      • Italy has $88B to roll in public debt this year. That’s a lot, but not as much as the $190B next year. I understand your thinking there.
        There are questions the ECB has to ask itself. First, they can tear up their charter and proceed with more bond buying or even a ECB bond issuance (not a far cry from EFSF). That’s probably necessary for the monetary union.
        Also, if they want to cap rates on Italian sovereign bonds, do they have the liquidity to back the entire bloc if vigilantes move to other memberstates.
        M1=EUR4.69T; Official Reserves=USD319.5B
        Italian Gross External Debt=EUR813B
        That’s a big gamble, particularly when you consider the thin asset base of the ECB (no tax revenues other than membership royalties)… but such is fiat I suppose.

        Love your work Ed. Keep asking the tough questions and working with tough answers.
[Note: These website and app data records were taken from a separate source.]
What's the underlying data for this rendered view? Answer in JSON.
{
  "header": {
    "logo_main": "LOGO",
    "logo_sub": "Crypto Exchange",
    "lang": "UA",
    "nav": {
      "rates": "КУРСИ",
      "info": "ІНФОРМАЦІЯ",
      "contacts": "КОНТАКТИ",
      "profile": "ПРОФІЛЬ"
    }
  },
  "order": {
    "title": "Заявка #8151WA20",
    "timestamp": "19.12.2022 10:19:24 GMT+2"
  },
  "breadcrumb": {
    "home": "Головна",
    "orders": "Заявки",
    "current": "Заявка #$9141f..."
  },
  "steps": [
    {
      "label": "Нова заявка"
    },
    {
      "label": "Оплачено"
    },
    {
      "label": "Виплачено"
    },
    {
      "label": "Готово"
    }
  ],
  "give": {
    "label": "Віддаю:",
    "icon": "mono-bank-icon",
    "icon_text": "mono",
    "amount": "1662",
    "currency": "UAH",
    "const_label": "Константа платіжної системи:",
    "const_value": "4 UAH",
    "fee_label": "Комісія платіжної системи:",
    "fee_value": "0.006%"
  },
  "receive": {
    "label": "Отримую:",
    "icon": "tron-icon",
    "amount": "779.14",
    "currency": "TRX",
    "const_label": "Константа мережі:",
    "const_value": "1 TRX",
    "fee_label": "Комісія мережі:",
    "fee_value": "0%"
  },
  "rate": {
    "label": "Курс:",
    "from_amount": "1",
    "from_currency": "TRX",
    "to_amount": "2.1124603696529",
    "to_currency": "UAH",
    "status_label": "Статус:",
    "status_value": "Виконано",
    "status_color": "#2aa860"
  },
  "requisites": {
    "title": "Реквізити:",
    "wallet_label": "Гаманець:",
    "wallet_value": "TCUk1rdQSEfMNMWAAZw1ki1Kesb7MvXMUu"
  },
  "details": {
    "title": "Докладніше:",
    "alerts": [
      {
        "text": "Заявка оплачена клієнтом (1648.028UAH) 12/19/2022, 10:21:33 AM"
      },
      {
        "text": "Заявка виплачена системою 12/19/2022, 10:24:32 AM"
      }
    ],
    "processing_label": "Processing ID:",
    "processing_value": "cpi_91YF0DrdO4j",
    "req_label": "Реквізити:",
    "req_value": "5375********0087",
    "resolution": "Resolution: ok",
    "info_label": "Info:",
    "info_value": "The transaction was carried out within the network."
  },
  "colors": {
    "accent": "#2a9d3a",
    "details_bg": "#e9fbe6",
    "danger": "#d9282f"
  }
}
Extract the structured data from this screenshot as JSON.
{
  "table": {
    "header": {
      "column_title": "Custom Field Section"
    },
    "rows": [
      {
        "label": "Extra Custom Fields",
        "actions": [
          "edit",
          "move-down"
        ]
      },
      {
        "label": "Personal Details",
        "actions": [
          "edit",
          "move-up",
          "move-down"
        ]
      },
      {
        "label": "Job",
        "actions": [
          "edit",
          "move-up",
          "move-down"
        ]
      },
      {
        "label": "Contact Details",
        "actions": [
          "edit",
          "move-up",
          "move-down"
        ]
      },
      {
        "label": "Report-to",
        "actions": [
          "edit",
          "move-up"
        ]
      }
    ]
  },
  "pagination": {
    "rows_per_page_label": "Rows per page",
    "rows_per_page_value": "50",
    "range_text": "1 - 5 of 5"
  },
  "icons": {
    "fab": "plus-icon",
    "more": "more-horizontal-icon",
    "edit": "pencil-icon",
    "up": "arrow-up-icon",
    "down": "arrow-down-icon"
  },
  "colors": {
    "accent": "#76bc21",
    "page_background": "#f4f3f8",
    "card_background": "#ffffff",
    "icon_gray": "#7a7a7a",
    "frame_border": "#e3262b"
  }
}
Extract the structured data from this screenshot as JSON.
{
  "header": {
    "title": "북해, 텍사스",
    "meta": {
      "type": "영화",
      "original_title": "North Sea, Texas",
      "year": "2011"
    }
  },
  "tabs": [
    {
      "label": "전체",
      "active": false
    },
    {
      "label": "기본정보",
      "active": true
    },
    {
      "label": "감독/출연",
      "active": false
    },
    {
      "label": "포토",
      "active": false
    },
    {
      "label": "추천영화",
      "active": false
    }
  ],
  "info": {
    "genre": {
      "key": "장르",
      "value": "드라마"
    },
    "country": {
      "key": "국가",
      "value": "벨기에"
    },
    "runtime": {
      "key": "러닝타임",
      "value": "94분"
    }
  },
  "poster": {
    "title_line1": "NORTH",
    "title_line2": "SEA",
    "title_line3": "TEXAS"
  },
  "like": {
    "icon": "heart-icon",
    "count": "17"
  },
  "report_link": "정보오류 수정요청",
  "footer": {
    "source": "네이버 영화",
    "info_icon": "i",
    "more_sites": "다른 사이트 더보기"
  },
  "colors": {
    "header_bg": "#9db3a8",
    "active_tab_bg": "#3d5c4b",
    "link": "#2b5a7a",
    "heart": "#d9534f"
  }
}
        • Thank, Romeo. I am with you there. The ECB is having the same problem the Fed had in 2008 in buying up dodgy paper at favorable rates to support clearly insolvent debtors. That certainly will ‘solve’ the liquidity crisis but it is a clear extend and pretend strategy. And eventually you have to socialise all the losses before the next downturn or extend and pretend fails.
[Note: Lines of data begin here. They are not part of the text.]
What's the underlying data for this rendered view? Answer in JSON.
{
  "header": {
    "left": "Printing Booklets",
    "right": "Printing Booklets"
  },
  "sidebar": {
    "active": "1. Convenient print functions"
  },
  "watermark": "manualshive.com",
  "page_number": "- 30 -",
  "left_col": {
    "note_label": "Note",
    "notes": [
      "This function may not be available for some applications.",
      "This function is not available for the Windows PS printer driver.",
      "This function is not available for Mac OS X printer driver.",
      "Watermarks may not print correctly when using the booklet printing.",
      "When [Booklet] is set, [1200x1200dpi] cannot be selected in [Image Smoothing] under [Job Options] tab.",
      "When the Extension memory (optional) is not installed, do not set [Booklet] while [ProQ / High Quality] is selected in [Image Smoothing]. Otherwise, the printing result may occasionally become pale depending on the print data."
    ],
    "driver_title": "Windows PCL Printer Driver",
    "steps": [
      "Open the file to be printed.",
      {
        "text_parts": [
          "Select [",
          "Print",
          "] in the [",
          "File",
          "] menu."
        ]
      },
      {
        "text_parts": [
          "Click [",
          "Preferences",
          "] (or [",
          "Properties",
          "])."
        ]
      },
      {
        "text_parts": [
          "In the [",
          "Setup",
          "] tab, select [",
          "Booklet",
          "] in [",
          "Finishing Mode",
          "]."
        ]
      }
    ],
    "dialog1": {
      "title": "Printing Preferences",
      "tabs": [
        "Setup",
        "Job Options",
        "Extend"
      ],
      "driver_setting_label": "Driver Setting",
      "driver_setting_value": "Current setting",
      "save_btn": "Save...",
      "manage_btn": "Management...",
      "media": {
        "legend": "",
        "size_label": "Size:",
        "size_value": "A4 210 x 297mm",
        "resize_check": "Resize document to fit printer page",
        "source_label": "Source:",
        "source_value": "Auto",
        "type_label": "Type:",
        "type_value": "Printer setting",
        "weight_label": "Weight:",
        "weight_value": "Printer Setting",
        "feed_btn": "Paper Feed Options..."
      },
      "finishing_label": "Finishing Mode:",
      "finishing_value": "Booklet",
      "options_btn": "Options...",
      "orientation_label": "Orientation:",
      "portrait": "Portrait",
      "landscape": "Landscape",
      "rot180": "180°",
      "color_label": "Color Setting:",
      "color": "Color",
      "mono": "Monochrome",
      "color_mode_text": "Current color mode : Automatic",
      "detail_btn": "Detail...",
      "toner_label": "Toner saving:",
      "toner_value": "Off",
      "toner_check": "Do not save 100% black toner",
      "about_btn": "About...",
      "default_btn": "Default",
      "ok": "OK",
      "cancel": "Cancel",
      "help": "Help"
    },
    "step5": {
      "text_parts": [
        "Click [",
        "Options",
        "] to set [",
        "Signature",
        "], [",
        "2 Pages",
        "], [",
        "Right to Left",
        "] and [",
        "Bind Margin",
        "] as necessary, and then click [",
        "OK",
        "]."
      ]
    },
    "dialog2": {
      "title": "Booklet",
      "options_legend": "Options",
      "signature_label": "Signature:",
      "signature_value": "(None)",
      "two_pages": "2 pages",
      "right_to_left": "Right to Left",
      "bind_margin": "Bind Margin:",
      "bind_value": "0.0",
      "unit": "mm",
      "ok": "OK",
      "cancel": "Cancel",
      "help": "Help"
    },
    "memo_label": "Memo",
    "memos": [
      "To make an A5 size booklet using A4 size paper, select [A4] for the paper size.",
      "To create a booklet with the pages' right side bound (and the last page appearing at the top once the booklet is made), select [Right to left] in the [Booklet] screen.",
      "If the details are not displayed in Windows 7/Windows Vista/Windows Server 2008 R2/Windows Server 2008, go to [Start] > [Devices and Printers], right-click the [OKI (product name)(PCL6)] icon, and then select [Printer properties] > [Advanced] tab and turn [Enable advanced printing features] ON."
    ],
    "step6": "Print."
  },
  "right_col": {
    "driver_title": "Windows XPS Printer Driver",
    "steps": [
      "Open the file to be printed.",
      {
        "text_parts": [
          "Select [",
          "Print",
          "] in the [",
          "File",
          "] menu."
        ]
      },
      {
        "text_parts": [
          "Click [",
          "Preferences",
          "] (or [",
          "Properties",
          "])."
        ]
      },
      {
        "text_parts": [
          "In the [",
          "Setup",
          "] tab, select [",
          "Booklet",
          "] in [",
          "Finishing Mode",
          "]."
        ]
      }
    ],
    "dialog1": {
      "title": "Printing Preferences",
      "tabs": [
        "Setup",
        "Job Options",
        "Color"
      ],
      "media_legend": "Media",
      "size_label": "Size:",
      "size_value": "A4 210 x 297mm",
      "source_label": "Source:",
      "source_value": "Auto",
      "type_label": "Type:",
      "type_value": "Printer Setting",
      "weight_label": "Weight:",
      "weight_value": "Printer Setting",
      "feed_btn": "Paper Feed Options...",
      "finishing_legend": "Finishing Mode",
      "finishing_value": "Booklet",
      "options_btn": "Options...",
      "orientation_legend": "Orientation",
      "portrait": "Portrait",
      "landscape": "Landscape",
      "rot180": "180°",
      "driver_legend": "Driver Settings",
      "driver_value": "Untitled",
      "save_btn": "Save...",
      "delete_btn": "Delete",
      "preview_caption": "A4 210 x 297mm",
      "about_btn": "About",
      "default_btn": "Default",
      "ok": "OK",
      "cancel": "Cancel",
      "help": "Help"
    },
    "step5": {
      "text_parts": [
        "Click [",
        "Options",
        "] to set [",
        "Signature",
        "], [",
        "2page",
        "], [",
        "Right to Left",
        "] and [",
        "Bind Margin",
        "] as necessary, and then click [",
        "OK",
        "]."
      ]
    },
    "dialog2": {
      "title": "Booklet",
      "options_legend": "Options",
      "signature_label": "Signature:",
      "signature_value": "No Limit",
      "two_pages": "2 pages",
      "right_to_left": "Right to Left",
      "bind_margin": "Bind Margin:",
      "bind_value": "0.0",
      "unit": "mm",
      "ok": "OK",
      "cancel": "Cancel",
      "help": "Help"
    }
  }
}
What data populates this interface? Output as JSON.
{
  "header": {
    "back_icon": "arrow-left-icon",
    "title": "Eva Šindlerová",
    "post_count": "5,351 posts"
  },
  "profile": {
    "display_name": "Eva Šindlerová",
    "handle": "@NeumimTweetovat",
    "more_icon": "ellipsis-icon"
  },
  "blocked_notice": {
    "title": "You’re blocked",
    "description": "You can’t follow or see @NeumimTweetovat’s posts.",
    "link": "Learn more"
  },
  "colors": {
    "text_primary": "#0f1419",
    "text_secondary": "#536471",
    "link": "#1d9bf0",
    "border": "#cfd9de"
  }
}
          • David Lazarus says:

            The problem with socialising the losses is that it destroys the nations balance sheet. Look at Ireland. It would be doing so much better if it had allowed its banks to collapse and forcing bondholders and shareholders to take losses. The extend and pretend cycle is nearing its end, but I cannot see the politicians in Europe getting away with bailout out their banks at the expense of the tax payer.
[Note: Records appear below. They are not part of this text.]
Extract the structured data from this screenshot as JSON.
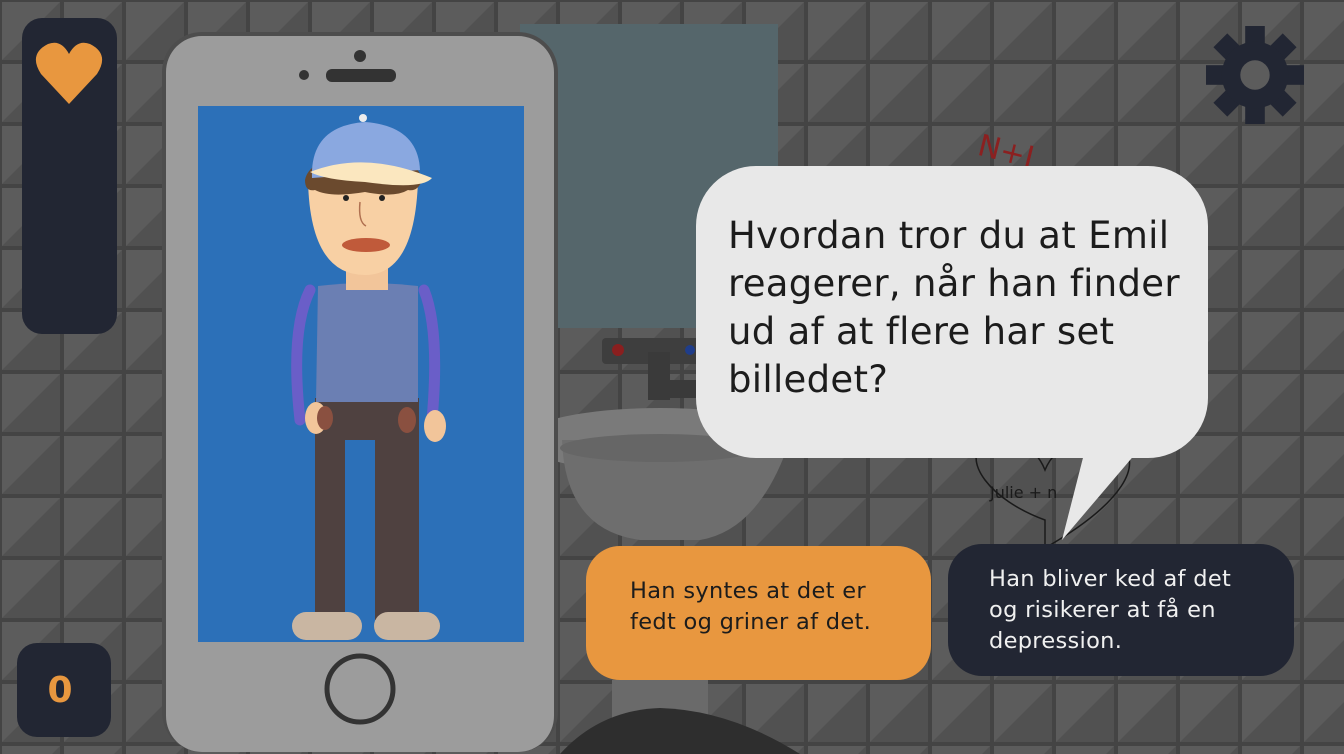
{
  "hud": {
    "health_icon": "heart-icon",
    "score": "0",
    "settings_icon": "gear-icon"
  },
  "scene": {
    "graffiti_top": "N+J",
    "graffiti_heart": "Julie +      n"
  },
  "dialog": {
    "question": "Hvordan tror du at Emil\nreagerer, når han finder\nud af at flere har set\nbilledet?",
    "answers": [
      "Han syntes at det er\nfedt og griner af det.",
      "Han bliver ked af det\nog risikerer at få en\ndepression."
    ]
  },
  "colors": {
    "accent": "#e8973f",
    "panel": "#222633",
    "phone_screen": "#2c70b8",
    "tile": "#5a5a5a"
  }
}
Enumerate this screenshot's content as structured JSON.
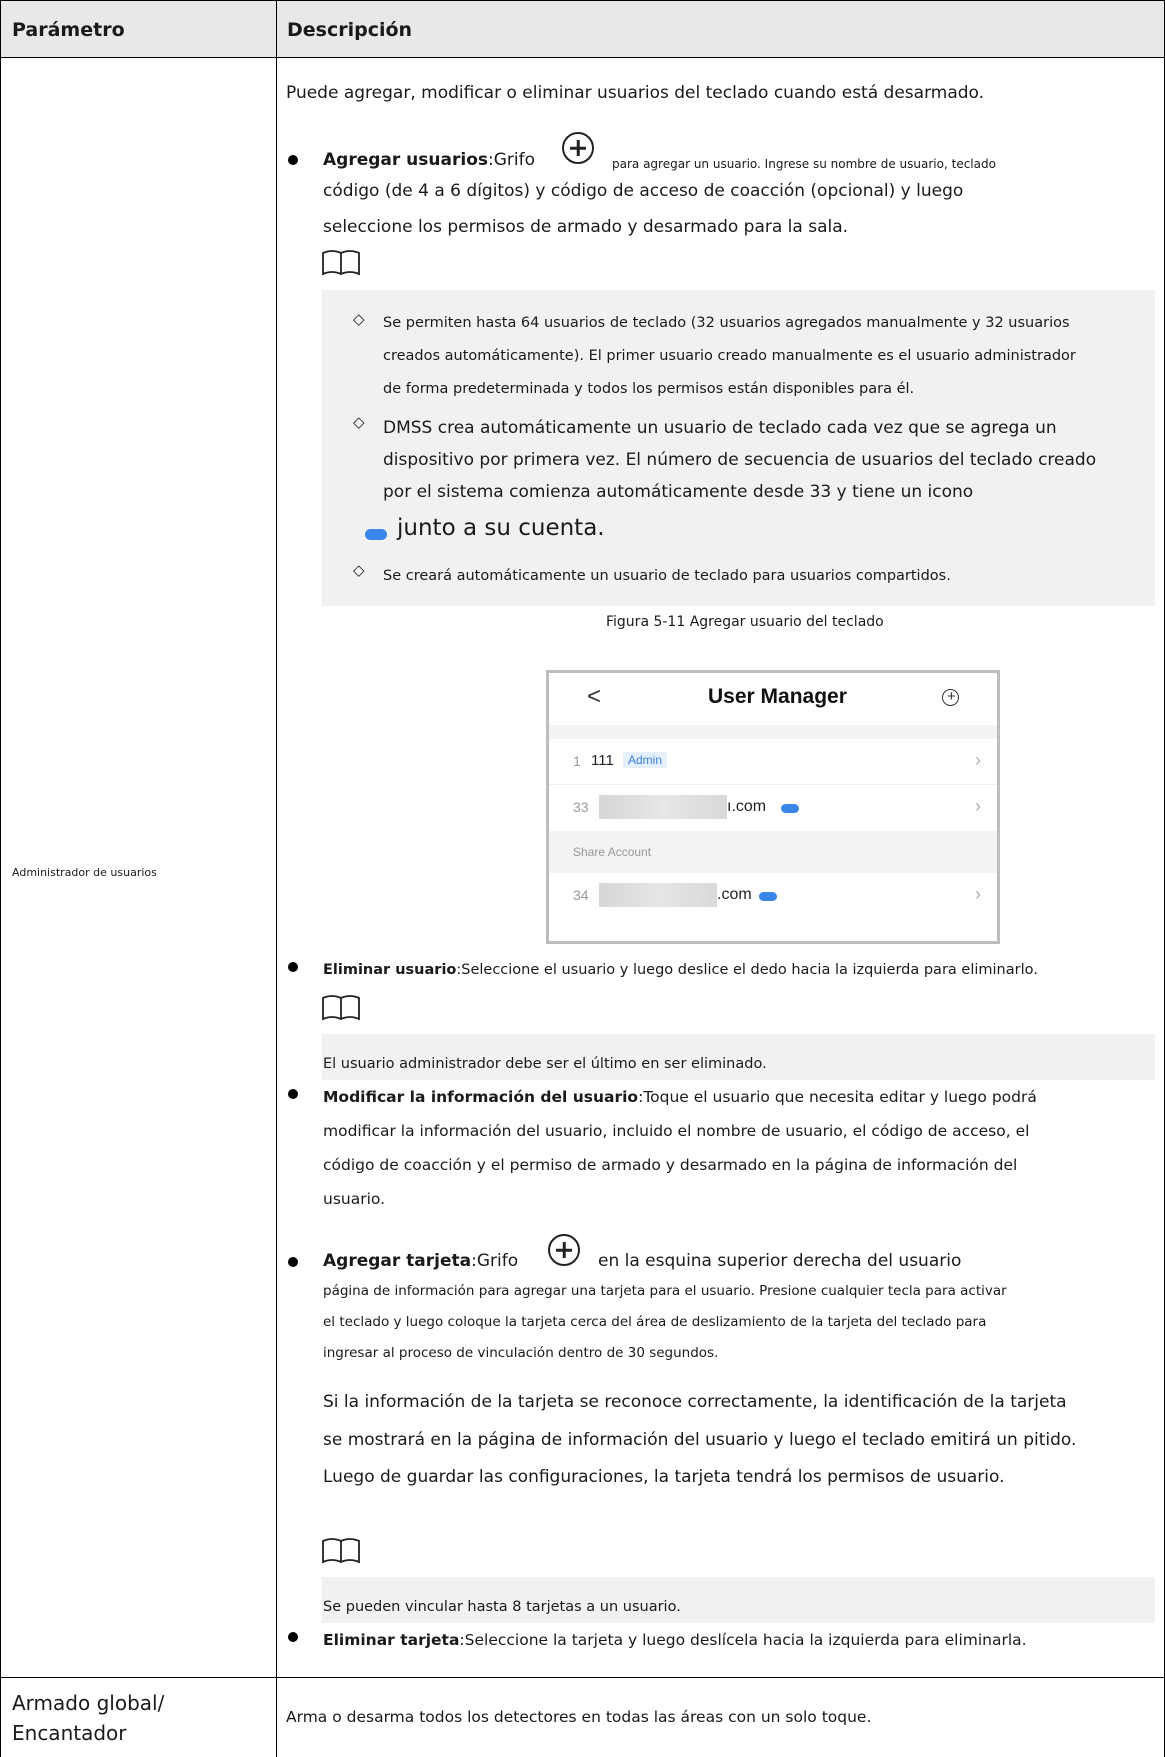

          • Positroll says:

            1) There is only one way to “socialice” the losses that I think would be acceptable for German voters: A general money drop.

            a) Phase 1:
            ECB buys up PIGS debt on the open market at a discount.

            b) Phase 2:
            ECB creates money out of the blue and distribute it on a pro-capita base to all member states. WRT to those EMU – countries that have debt > the 60% criterium, the ECB would use the money to finance the earlier buy up of their securities.

            c) Result: more money in the system, but no direct effect on inflation in the real economy. German politicians still won’t like it too much, but it helps them by reducing the need for high taxes. Germany might add a tax rebate for those consumers who have a big part of their money invested in a long term life insurance contract (would be hit hardest by inflation in the long run) …

            2) In addition, the EU structural + agricultural fonds could be increased and be joined by a fonds to fund European energy projects bringing solar power from the med to Germany.

            3) Germany should give its taxpayers a tax rebate if they travel to the PIGS countires out of season. Say 50% of the hotel bill up to 300 EUR / year. Nice little present for German taxpayers (good for elections …) that doesn’t increase inflation in Germany and helps the PIGS economies. Also, Germans who traveled to these countries might be somewhat more inclined to allow a little more solidarity payments to happen …

            There is other stuff like that that Germany could do, but it would require Mrs Merkel to become proactive, something she somehow doesn’t like …

          • A helicopter drop! You know that large part of German voters would revolt if the ECB did a helicopter drop. In the end I agree that Merkel will stay in reactive mode and we will just have to live with this deteriorating situation until it reaches its end phase.

  4. Positroll says:

    “You know that large part of German voters would revolt if the ECB did a helicopter drop.”
    Don’t think so,
    - if it is agreed + made clear that it is a one time event (next time, the PIIGS will be on their own) and after that, the ECB will keep core inflation below 2,5% short term and below 2,5% mid term
    - since it will not be really inflationary, see above
    - since German citizens will themselves profit from it (less German debt => lower interest rates => less taxes), unlike the current situation / proposals where only the Greeks and the German banks are bailed out.

  5. Positroll says:

    that’s supposed to mean “below 2,0% midterm”